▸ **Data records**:
★ ★ ★ ★

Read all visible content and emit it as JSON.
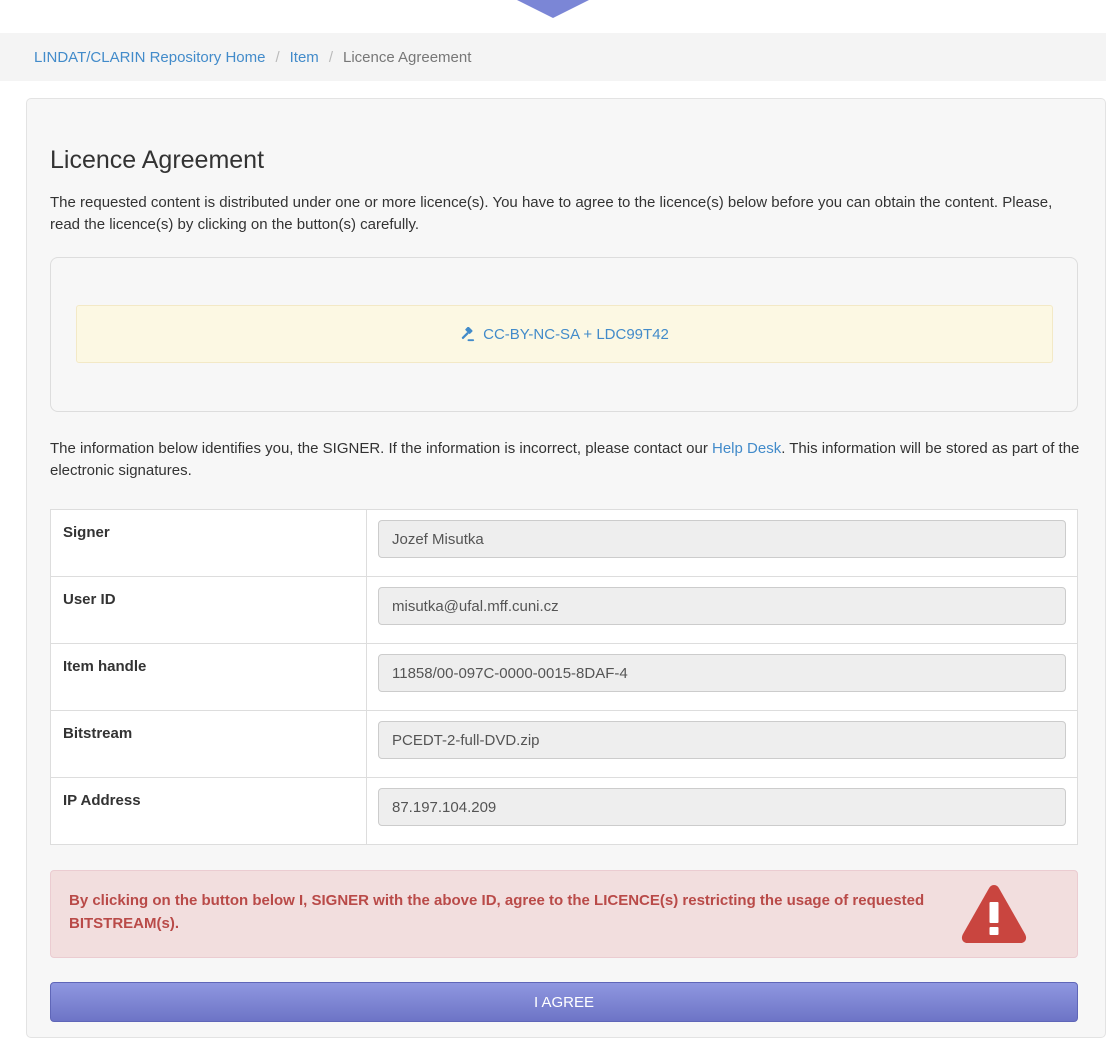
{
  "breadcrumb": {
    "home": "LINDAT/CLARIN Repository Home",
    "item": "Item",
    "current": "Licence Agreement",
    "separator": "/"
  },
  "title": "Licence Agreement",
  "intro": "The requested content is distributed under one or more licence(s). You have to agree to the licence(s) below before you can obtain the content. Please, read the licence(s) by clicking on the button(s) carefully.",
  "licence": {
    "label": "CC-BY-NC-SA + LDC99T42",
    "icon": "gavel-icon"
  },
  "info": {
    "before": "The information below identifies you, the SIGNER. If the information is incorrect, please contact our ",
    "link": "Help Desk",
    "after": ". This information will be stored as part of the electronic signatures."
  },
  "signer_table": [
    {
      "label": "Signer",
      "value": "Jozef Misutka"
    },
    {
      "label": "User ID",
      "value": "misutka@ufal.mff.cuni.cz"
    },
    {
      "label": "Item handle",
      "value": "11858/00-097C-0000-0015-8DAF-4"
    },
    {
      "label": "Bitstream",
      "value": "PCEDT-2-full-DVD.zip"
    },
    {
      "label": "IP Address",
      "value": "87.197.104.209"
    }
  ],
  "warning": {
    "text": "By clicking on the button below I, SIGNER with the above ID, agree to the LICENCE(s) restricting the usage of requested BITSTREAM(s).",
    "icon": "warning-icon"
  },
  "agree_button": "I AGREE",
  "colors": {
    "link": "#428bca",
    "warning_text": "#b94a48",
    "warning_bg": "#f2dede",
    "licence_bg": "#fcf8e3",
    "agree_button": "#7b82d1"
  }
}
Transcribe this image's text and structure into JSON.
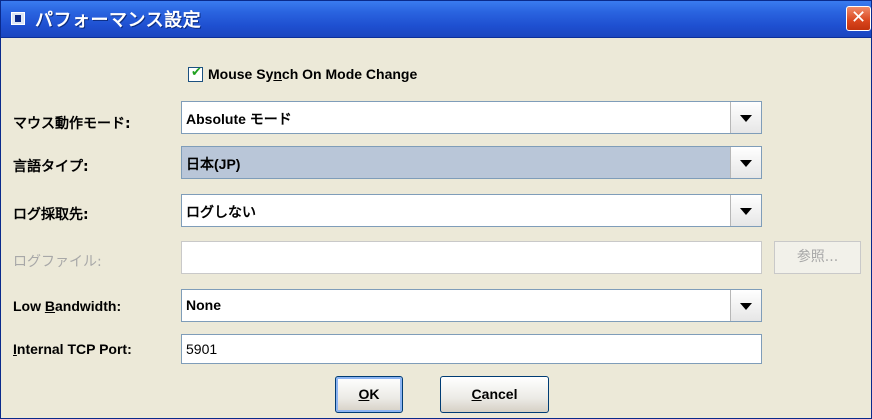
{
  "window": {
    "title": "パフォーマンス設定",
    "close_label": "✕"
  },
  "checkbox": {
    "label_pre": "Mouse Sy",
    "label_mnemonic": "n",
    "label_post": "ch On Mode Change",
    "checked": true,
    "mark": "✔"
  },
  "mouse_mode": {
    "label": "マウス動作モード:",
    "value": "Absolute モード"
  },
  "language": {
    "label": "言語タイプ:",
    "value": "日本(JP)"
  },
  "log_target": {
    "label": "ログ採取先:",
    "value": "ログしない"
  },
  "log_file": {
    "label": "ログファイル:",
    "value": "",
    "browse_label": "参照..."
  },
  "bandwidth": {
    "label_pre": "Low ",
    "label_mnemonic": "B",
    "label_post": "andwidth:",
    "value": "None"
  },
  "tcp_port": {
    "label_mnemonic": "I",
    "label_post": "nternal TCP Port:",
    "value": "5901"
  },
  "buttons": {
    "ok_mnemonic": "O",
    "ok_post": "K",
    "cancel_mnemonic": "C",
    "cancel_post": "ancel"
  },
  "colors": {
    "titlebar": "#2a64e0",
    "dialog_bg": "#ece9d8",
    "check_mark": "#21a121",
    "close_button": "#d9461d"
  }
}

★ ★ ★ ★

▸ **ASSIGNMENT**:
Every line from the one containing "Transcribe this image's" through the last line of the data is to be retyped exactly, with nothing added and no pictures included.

▸ **EXERCISE RESULT**:
Transcribe this image's text and structure into JSON.
{
  "window": {
    "title": "パフォーマンス設定",
    "close_label": "✕"
  },
  "checkbox": {
    "label_pre": "Mouse Sy",
    "label_mnemonic": "n",
    "label_post": "ch On Mode Change",
    "checked": true,
    "mark": "✔"
  },
  "mouse_mode": {
    "label": "マウス動作モード:",
    "value": "Absolute モード"
  },
  "language": {
    "label": "言語タイプ:",
    "value": "日本(JP)"
  },
  "log_target": {
    "label": "ログ採取先:",
    "value": "ログしない"
  },
  "log_file": {
    "label": "ログファイル:",
    "value": "",
    "browse_label": "参照..."
  },
  "bandwidth": {
    "label_pre": "Low ",
    "label_mnemonic": "B",
    "label_post": "andwidth:",
    "value": "None"
  },
  "tcp_port": {
    "label_mnemonic": "I",
    "label_post": "nternal TCP Port:",
    "value": "5901"
  },
  "buttons": {
    "ok_mnemonic": "O",
    "ok_post": "K",
    "cancel_mnemonic": "C",
    "cancel_post": "ancel"
  },
  "colors": {
    "titlebar": "#2a64e0",
    "dialog_bg": "#ece9d8",
    "check_mark": "#21a121",
    "close_button": "#d9461d"
  }
}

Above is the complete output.